▶ [Source data]
****

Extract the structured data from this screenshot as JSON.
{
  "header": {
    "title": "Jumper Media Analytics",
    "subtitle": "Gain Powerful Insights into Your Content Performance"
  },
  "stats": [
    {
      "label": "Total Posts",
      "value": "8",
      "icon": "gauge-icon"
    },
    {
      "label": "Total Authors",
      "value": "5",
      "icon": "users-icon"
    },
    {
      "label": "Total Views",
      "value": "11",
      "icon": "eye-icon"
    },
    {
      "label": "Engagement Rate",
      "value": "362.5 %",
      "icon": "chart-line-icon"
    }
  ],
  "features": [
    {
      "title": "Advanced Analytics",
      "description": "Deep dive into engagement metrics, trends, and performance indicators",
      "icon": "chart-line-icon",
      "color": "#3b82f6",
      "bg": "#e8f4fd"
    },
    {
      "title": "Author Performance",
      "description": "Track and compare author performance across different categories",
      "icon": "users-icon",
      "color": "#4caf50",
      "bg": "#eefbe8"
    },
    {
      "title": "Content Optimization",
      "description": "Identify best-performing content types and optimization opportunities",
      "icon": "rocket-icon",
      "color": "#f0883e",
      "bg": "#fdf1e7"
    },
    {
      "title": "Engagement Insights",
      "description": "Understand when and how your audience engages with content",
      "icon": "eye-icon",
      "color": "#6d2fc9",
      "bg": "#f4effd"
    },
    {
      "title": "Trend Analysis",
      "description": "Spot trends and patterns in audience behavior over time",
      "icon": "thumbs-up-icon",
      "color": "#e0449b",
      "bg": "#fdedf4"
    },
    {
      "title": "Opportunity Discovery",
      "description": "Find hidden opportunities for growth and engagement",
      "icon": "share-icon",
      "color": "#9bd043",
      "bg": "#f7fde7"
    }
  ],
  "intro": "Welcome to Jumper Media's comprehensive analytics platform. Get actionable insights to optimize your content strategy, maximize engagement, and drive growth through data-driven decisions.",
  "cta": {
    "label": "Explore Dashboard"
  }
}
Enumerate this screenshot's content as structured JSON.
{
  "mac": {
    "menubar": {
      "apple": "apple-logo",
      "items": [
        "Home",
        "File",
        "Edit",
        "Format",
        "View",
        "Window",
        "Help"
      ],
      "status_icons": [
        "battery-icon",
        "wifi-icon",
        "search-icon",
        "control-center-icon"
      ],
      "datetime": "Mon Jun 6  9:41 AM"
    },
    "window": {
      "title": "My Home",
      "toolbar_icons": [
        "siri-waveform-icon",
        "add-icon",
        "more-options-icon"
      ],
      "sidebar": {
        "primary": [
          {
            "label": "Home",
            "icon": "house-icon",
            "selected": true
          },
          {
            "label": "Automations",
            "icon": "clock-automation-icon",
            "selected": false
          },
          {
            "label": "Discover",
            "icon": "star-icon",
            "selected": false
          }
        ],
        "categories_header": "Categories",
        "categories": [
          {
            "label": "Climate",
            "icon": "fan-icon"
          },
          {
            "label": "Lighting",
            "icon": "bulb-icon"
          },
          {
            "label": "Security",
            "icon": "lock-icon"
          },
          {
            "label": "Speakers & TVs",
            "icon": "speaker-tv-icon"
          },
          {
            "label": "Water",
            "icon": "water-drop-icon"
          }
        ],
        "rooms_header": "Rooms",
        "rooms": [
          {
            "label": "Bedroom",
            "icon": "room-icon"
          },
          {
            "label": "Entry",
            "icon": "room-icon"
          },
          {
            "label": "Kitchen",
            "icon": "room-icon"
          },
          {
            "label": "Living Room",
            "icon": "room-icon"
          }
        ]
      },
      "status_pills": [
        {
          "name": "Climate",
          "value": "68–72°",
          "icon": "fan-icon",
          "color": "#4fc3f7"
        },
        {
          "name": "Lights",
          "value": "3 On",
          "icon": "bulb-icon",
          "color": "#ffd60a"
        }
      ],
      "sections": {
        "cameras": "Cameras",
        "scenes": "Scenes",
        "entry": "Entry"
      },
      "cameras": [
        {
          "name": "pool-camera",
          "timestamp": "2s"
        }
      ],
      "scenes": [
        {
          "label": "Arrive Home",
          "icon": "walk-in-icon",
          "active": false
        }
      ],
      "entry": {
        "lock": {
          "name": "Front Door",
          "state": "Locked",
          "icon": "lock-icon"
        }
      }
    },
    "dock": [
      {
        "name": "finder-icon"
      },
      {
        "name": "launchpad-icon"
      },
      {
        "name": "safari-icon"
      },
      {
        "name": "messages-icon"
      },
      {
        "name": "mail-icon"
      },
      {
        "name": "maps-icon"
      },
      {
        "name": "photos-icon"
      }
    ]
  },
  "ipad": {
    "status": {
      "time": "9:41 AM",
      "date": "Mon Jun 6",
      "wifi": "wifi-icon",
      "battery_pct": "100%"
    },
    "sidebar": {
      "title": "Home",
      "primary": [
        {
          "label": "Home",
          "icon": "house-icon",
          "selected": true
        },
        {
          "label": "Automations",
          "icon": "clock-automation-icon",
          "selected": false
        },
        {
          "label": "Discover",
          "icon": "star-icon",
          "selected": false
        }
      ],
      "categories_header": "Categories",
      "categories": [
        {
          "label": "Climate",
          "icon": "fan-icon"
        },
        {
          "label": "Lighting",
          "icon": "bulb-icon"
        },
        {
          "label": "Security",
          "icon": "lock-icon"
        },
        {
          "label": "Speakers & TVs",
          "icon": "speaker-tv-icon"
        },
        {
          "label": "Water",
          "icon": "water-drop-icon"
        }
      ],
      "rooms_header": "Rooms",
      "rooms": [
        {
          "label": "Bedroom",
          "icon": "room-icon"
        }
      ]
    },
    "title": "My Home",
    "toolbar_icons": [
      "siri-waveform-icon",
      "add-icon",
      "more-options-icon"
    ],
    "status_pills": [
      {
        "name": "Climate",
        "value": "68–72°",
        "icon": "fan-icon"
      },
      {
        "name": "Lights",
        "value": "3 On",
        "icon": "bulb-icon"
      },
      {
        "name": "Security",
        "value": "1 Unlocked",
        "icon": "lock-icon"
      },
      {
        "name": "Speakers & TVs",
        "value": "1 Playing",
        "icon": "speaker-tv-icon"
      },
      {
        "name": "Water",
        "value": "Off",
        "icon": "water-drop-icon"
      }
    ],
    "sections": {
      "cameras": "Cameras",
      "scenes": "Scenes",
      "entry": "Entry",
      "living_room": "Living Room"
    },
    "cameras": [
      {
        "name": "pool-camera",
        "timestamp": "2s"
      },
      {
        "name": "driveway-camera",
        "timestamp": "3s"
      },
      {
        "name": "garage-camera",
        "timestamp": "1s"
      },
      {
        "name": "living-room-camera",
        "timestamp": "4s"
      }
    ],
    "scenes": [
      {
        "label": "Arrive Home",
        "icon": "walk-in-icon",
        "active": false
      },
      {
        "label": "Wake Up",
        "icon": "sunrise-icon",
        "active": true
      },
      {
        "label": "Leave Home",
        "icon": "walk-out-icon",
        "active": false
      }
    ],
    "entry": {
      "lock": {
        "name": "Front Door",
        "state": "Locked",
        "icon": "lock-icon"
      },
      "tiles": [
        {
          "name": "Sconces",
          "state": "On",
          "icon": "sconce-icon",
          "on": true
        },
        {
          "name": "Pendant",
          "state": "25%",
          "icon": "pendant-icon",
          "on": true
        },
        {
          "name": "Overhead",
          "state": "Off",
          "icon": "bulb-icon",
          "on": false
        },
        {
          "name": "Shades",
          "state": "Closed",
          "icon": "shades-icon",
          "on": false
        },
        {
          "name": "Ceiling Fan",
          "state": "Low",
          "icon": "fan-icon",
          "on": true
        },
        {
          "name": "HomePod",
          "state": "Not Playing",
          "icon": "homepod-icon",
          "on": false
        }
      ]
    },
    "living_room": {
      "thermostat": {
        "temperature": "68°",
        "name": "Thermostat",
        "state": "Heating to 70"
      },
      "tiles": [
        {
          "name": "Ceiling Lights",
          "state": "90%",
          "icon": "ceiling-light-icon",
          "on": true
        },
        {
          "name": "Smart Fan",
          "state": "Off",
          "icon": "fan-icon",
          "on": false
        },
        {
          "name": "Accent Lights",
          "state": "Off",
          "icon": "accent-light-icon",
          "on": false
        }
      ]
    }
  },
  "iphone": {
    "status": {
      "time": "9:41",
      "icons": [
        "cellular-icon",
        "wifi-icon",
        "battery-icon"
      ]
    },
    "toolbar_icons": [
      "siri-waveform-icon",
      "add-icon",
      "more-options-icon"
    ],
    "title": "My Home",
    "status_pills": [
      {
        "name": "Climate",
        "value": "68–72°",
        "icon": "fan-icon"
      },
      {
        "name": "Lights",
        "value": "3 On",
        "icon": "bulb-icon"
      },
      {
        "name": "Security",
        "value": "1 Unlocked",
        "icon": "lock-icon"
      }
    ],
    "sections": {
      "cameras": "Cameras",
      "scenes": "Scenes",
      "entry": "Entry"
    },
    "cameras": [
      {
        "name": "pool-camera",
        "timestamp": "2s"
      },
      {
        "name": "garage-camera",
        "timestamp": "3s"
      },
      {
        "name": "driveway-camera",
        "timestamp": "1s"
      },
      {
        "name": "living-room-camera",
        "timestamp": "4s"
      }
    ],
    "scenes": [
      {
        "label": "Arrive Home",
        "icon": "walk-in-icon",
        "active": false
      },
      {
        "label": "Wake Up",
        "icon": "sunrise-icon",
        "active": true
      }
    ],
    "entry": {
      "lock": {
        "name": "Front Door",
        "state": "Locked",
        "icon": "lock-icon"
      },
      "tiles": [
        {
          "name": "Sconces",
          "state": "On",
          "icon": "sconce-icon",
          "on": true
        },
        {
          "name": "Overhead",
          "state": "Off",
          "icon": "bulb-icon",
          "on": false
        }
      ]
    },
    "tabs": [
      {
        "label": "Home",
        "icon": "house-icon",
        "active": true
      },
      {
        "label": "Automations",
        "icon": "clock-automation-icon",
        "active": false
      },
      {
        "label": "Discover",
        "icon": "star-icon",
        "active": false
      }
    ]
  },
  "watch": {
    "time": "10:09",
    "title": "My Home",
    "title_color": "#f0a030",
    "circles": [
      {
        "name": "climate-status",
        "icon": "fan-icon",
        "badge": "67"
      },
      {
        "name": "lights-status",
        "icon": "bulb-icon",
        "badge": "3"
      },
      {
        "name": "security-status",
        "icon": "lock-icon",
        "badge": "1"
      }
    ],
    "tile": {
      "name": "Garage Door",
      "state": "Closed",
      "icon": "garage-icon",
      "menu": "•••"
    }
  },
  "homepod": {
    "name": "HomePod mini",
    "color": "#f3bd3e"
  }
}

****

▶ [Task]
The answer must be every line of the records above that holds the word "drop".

▶ [Exercise response]
            "icon": "water-drop-icon"
          "icon": "water-drop-icon"
        "icon": "water-drop-icon"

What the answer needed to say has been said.